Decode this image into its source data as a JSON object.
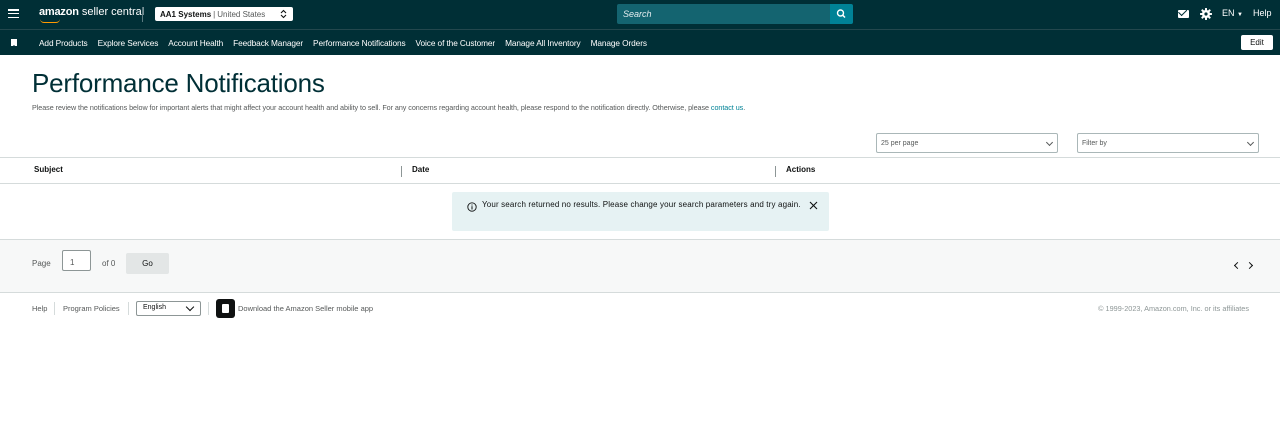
{
  "header": {
    "logo_brand": "amazon",
    "logo_product": "seller central",
    "account_name": "AA1 Systems",
    "marketplace": "United States",
    "search_placeholder": "Search",
    "language": "EN",
    "help_label": "Help",
    "icons": [
      "menu-icon",
      "mail-icon",
      "gear-icon",
      "search-icon"
    ]
  },
  "nav": {
    "links": [
      "Add Products",
      "Explore Services",
      "Account Health",
      "Feedback Manager",
      "Performance Notifications",
      "Voice of the Customer",
      "Manage All Inventory",
      "Manage Orders"
    ],
    "edit_label": "Edit"
  },
  "page": {
    "title": "Performance Notifications",
    "description": "Please review the notifications below for important alerts that might affect your account health and ability to sell. For any concerns regarding account health, please respond to the notification directly. Otherwise, please",
    "contact_link": "contact us",
    "description_end": "."
  },
  "controls": {
    "per_page": "25 per page",
    "filter_placeholder": "Filter by"
  },
  "table": {
    "columns": [
      "Subject",
      "Date",
      "Actions"
    ],
    "rows": [],
    "empty_message": "Your search returned no results. Please change your search parameters and try again."
  },
  "pagination": {
    "page_label": "Page",
    "current_page": "1",
    "of_label": "of 0",
    "go_label": "Go"
  },
  "footer": {
    "help": "Help",
    "program_policies": "Program Policies",
    "language": "English",
    "app_text": "Download the Amazon Seller mobile app",
    "copyright": "© 1999-2023, Amazon.com, Inc. or its affiliates"
  },
  "colors": {
    "header_bg": "#002f36",
    "accent": "#008296",
    "alert_bg": "#e6f2f3",
    "logo_smile": "#ff9900"
  }
}
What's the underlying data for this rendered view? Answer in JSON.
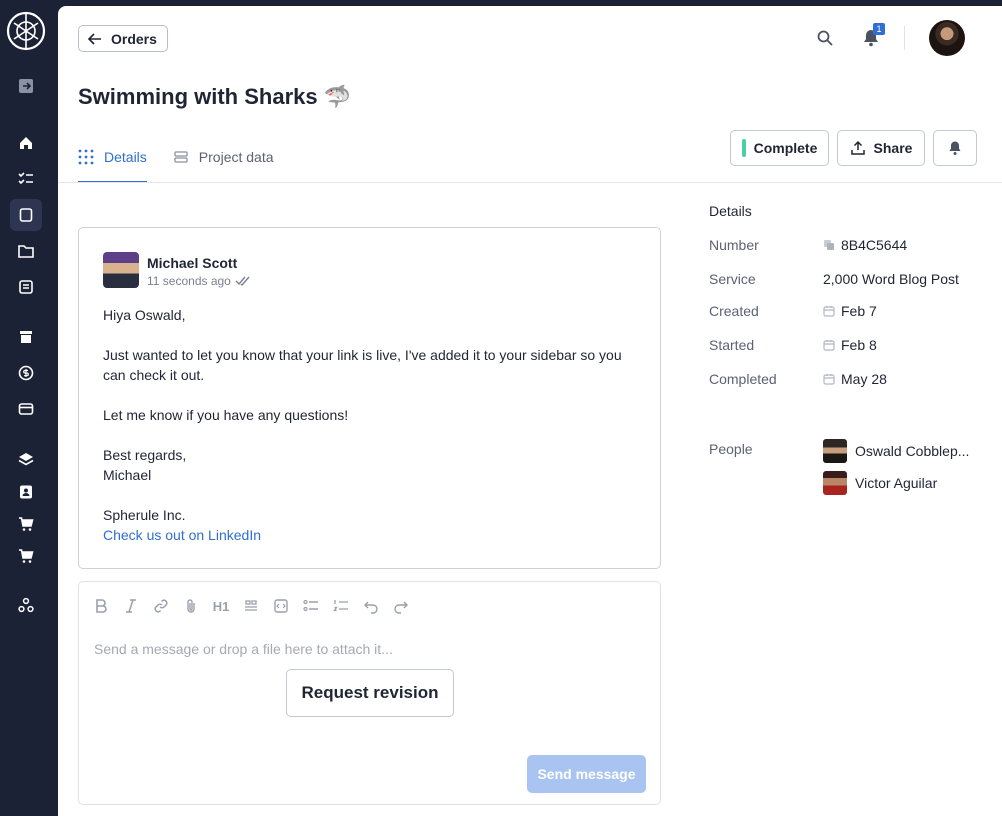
{
  "header": {
    "back_label": "Orders",
    "notification_count": "1"
  },
  "page": {
    "title": "Swimming with Sharks",
    "title_emoji": "🦈"
  },
  "tabs": [
    {
      "label": "Details",
      "active": true
    },
    {
      "label": "Project data",
      "active": false
    }
  ],
  "actions": {
    "complete_label": "Complete",
    "share_label": "Share"
  },
  "message": {
    "author": "Michael Scott",
    "time": "11 seconds ago",
    "greeting": "Hiya Oswald,",
    "body": "Just wanted to let you know that your link is live, I've added it to your sidebar so you can check it out.",
    "questions": "Let me know if you have any questions!",
    "signoff": "Best regards,",
    "signer": "Michael",
    "company": "Spherule Inc.",
    "link_text": "Check us out on LinkedIn"
  },
  "composer": {
    "placeholder": "Send a message or drop a file here to attach it...",
    "request_revision_label": "Request revision",
    "send_label": "Send message",
    "toolbar": [
      "bold-icon",
      "italic-icon",
      "link-icon",
      "attach-icon",
      "heading-icon",
      "quote-icon",
      "code-icon",
      "bullet-list-icon",
      "numbered-list-icon",
      "undo-icon",
      "redo-icon"
    ],
    "heading_glyph": "H1"
  },
  "details": {
    "title": "Details",
    "rows": [
      {
        "label": "Number",
        "value": "8B4C5644"
      },
      {
        "label": "Service",
        "value": "2,000 Word Blog Post"
      },
      {
        "label": "Created",
        "value": "Feb 7"
      },
      {
        "label": "Started",
        "value": "Feb 8"
      },
      {
        "label": "Completed",
        "value": "May 28"
      }
    ],
    "people_label": "People",
    "people": [
      {
        "name": "Oswald Cobblep..."
      },
      {
        "name": "Victor Aguilar"
      }
    ]
  },
  "colors": {
    "sidebar_bg": "#1c2236",
    "accent": "#2f6fd1",
    "complete_bar": "#4ad0a1",
    "send_disabled": "#a9c4f1"
  }
}
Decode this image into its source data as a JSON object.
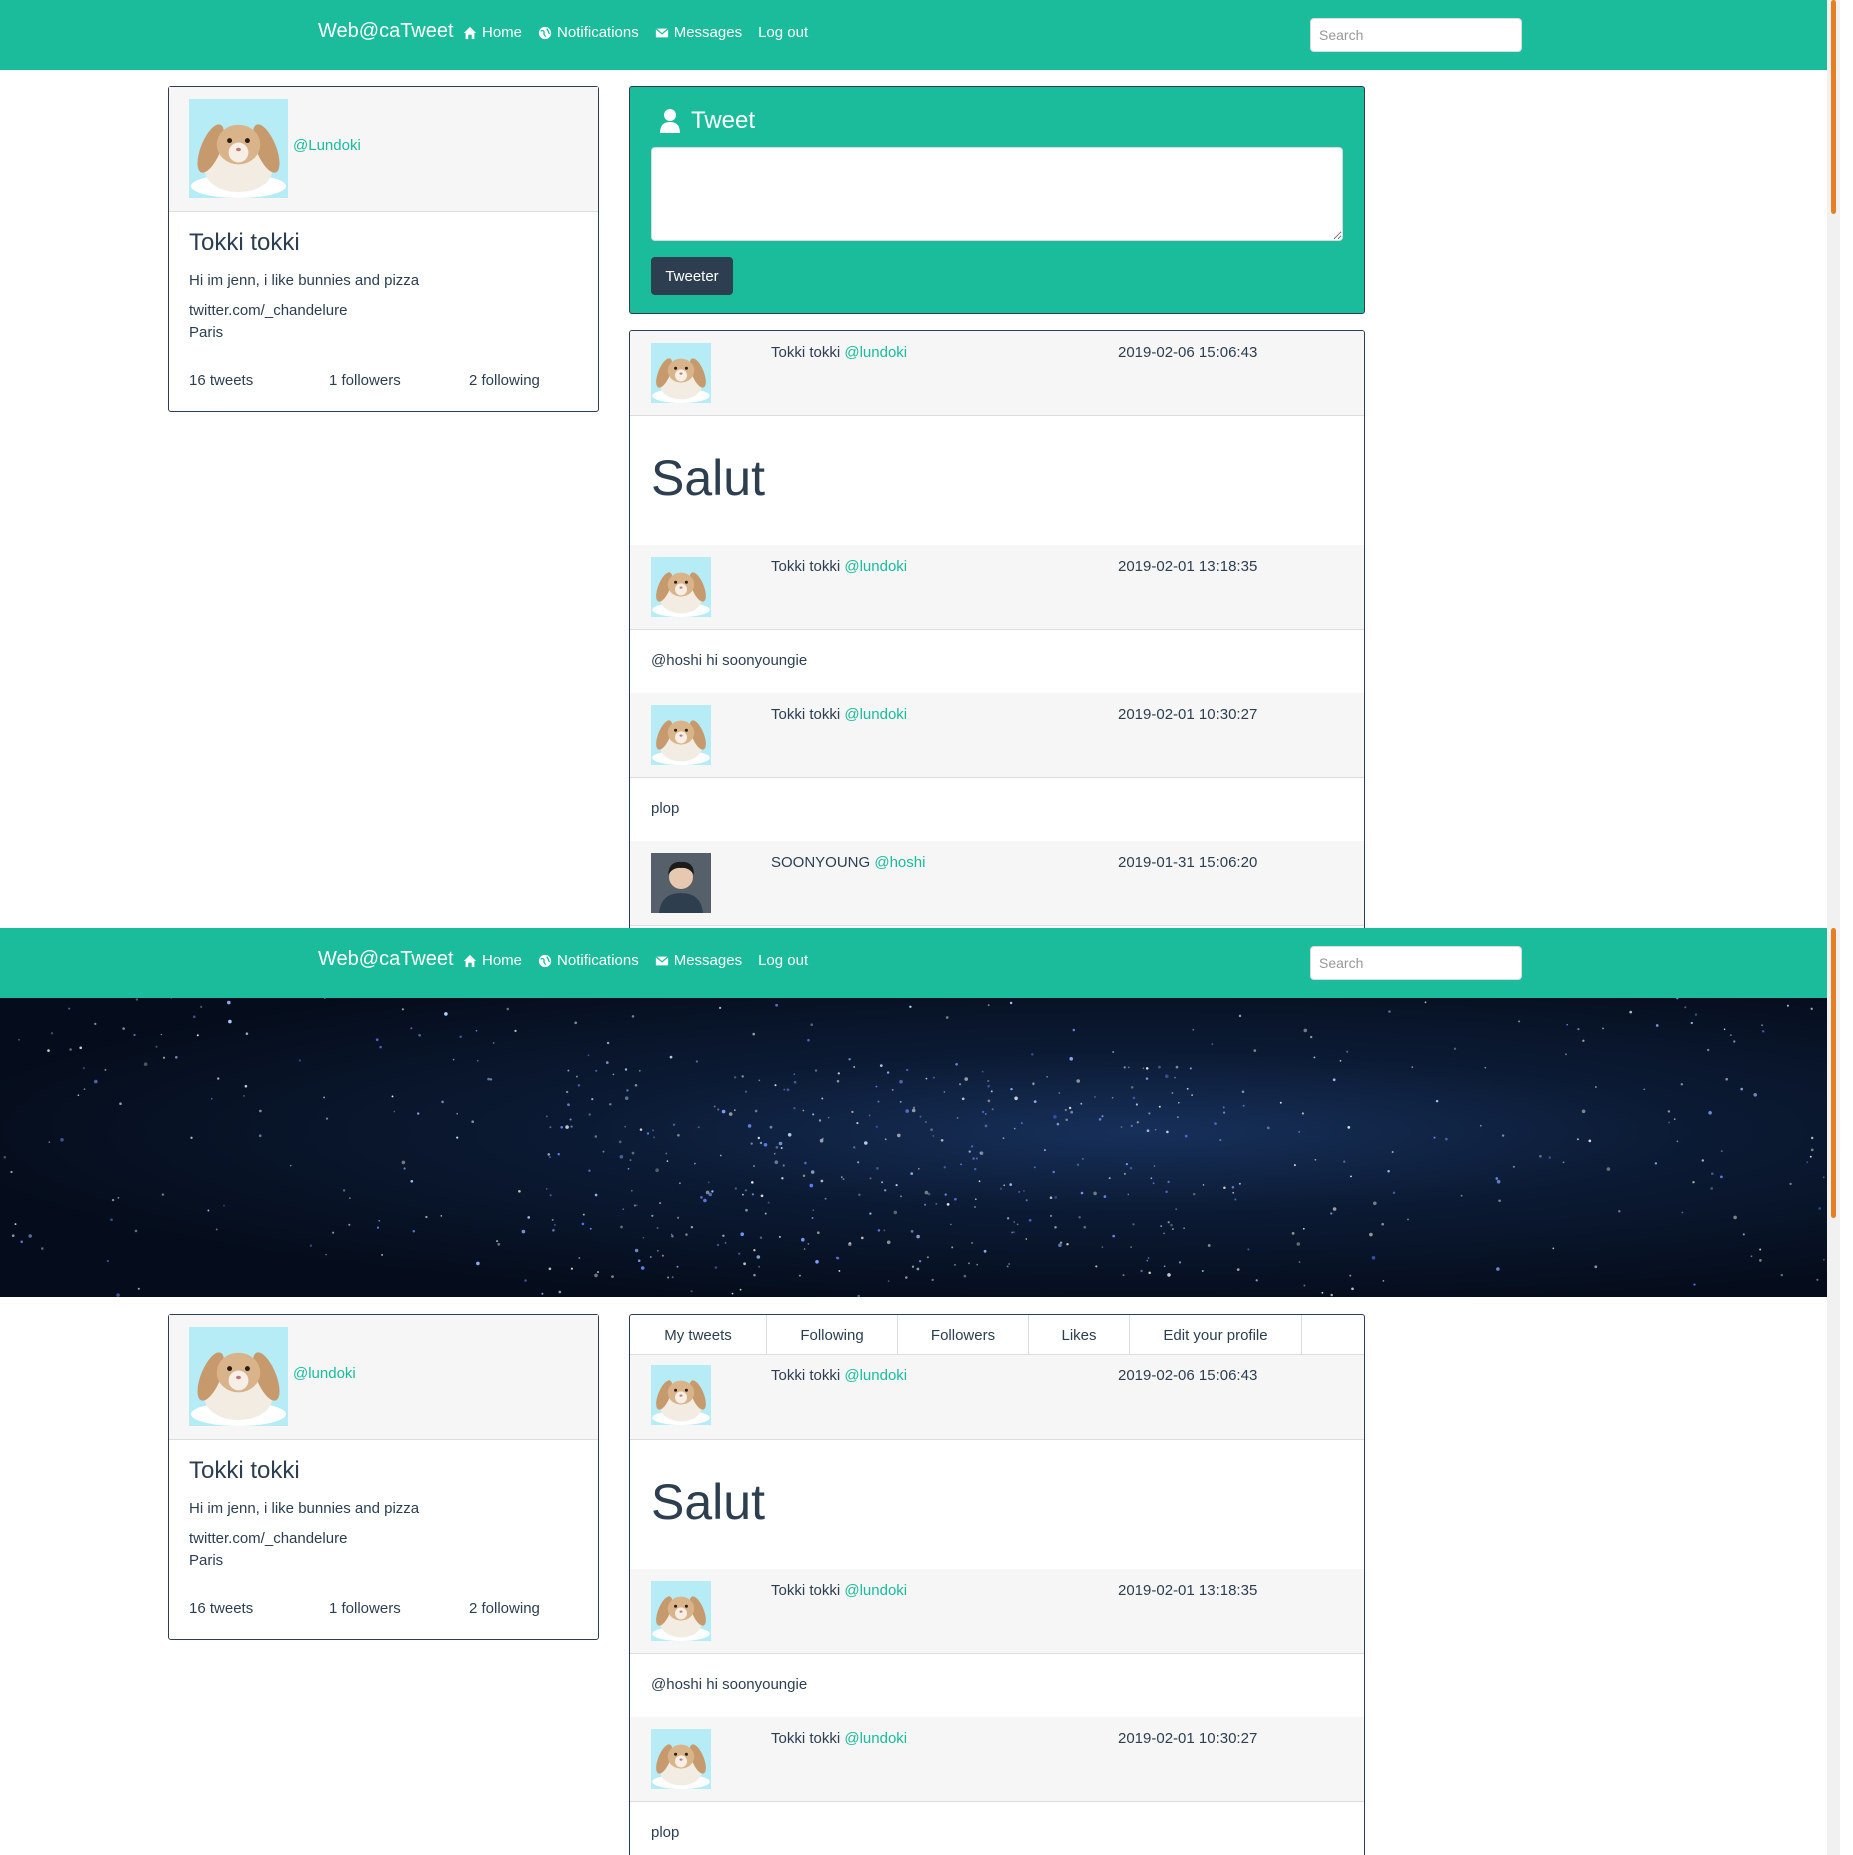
{
  "navbar": {
    "brand": "Web@caTweet",
    "links": [
      {
        "label": "Home",
        "icon": "home-icon"
      },
      {
        "label": "Notifications",
        "icon": "globe-icon"
      },
      {
        "label": "Messages",
        "icon": "envelope-icon"
      },
      {
        "label": "Log out",
        "icon": ""
      }
    ],
    "search_placeholder": "Search"
  },
  "colors": {
    "accent": "#1abc9c",
    "dark": "#2c3e50",
    "scroll": "#e67e22"
  },
  "home_profile": {
    "handle": "@Lundoki",
    "name": "Tokki tokki",
    "bio": "Hi im jenn, i like bunnies and pizza",
    "link": "twitter.com/_chandelure",
    "city": "Paris",
    "tweets": "16 tweets",
    "followers": "1 followers",
    "following": "2 following"
  },
  "tweet_box": {
    "title": "Tweet",
    "button": "Tweeter"
  },
  "home_feed": [
    {
      "author": "Tokki tokki",
      "handle": "@lundoki",
      "date": "2019-02-06 15:06:43",
      "text": "Salut",
      "avatar": "bunny"
    },
    {
      "author": "Tokki tokki",
      "handle": "@lundoki",
      "date": "2019-02-01 13:18:35",
      "text": "@hoshi hi soonyoungie",
      "avatar": "bunny"
    },
    {
      "author": "Tokki tokki",
      "handle": "@lundoki",
      "date": "2019-02-01 10:30:27",
      "text": "plop",
      "avatar": "bunny"
    },
    {
      "author": "SOONYOUNG",
      "handle": "@hoshi",
      "date": "2019-01-31 15:06:20",
      "text": "",
      "avatar": "person"
    }
  ],
  "profile_page": {
    "handle": "@lundoki",
    "name": "Tokki tokki",
    "bio": "Hi im jenn, i like bunnies and pizza",
    "link": "twitter.com/_chandelure",
    "city": "Paris",
    "tweets": "16 tweets",
    "followers": "1 followers",
    "following": "2 following",
    "tabs": [
      "My tweets",
      "Following",
      "Followers",
      "Likes",
      "Edit your profile"
    ]
  },
  "profile_feed": [
    {
      "author": "Tokki tokki",
      "handle": "@lundoki",
      "date": "2019-02-06 15:06:43",
      "text": "Salut"
    },
    {
      "author": "Tokki tokki",
      "handle": "@lundoki",
      "date": "2019-02-01 13:18:35",
      "text": "@hoshi hi soonyoungie"
    },
    {
      "author": "Tokki tokki",
      "handle": "@lundoki",
      "date": "2019-02-01 10:30:27",
      "text": "plop"
    }
  ]
}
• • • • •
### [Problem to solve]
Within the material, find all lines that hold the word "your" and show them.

### [Answer for this exercise]
    "description": "Please review the notifications below for important alerts that might affect your account health and ability to sell. For any concerns regarding account health, please respond to the notification directly. Otherwise, please",
    "empty_message": "Your search returned no results. Please change your search parameters and try again."
    "body": "Just wanted to let you know that your link is live, I've added it to your sidebar so you can check it out.",
      "Edit your profile"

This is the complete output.